I lean towards at least wanting to believe a cryptid encounter story when there are real, accountable people behind it. In order to tolerate the ridicule involved with cryptid sightings you have to be either a very committed hoaxer or genuinely believe that you saw something unusual. If you’re willing to put your head above the parapet and take the inevitable ensuing shitstorm of publicity right in the eyes and mouth, then I’ll give you the respect you deserve and listen to your story. Provided, of course, that you rinse your face and use a little mouthwash first.
The stories of the Ningen have no such accountability – reports are vague, with no specific names involved, and all the evidence comes from artists’ interpretations and clearly photoshopped pictures. However, the creature is still somewhat of an internet sensation, presumably because the Ningen has got to be one of the creepiest suggestions for a big unknown sea monster going:
Admittedly, that’s one of the most extreme and exaggerated examples of a Ningen picture out there, but that doesn’t stop it being it the utterly ridiculous brainchild of a mouthbreathing spoonbanger who presumably attempts to eat trifle with his forehead.
Although all are entirely vague, most accounts of the Ningen date from around 2007 at the earliest. The crews of Japanese whale research vessels (knowing Japan, these are presumably just researching which whales are the most delicious) have apparently had several encounters with the strangely humanoid Ningen in the Antarctic Ocean. Described as ghostly white and 20-30 metres in length, the most striking features are the human-like faces and ‘arms’, which in the most absurd accounts even end in five-fingered hands. Five-fingered hands, of course, being the most efficient form of locomotion to possess in the fucking sea, which is why all humans can outswim sharks and not one of us has ever been eaten by one.
Less extreme anecdotal evidence for the Ningen seems to suggest a giant ray or manta, which would at least explain the human-like face if seen from beneath. Others have explained them away as a combination of iceberg sightings and overexcited human stupidity, which seems to be a distinct possibility for this picture from Google Earth that a Japanese magazine apparently ran while discussing the creature in 2007:
There are lots of factors that count against the Ningen when weighing up its potential credibility. The fact that it’s such a comparatively modern sensation and the lack of specificity in the anecdotal evidence are just two of them, but it’s also not helped by the pictures people keep making of the damn thing:
There’s a possibility that there’s some truth in the stories, but if there is, the reality of the animal behind them is likely to be far less absurd than any of the accounts it’s inspired.
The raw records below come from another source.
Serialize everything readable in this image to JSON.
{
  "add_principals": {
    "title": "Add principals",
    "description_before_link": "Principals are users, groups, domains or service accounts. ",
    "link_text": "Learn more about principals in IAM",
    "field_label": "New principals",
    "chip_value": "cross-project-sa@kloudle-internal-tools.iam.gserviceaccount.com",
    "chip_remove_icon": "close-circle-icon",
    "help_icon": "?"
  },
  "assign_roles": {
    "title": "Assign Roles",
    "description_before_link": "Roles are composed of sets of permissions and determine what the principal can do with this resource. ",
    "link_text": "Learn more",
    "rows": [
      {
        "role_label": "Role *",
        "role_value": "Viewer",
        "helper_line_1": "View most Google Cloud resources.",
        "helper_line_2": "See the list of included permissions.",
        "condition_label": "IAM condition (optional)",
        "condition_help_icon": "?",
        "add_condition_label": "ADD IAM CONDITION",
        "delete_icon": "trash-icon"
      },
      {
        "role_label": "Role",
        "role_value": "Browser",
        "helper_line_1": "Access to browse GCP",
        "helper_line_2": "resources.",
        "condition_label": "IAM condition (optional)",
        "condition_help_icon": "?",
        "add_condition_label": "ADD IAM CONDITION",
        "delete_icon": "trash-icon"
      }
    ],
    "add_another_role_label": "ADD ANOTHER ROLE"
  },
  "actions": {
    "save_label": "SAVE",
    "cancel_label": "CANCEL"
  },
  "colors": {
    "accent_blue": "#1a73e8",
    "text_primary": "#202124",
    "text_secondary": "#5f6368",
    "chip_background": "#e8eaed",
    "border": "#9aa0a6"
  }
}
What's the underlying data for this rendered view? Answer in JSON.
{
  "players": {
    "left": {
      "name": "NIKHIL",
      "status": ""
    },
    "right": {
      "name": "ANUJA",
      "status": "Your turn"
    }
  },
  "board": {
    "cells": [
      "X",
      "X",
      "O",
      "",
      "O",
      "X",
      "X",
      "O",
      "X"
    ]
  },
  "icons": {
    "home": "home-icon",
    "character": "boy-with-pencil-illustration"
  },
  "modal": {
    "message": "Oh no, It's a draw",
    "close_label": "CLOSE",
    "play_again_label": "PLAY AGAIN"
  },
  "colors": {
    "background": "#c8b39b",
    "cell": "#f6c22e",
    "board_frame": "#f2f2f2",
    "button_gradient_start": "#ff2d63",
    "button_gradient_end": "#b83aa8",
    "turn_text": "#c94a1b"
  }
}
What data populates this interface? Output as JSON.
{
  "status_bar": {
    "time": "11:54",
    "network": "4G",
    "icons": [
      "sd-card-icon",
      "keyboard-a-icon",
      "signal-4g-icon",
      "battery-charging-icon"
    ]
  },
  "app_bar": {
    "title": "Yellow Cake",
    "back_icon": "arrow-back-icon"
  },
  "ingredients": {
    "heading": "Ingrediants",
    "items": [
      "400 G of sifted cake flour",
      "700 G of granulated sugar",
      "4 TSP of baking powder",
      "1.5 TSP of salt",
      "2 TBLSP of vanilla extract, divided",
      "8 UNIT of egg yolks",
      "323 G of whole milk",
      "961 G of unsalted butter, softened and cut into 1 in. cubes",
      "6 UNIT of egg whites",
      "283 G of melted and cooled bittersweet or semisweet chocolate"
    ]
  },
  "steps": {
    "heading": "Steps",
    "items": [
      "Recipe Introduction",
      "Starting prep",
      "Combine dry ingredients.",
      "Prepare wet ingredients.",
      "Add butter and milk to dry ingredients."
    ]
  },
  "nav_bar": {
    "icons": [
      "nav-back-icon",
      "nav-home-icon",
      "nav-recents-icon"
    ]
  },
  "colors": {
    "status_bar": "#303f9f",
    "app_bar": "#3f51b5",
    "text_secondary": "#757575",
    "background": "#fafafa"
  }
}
In the meantime, the Ningen looks set to continue inspiring ridiculous phallic photoshop jobs and the occasional less absurd faked Youtube video:
Of course, if they do turn out to be real, I’ve no doubt that fairly soon the Japanese will put a harpoon through one in order to show it to the world. Y’know, for ‘research’.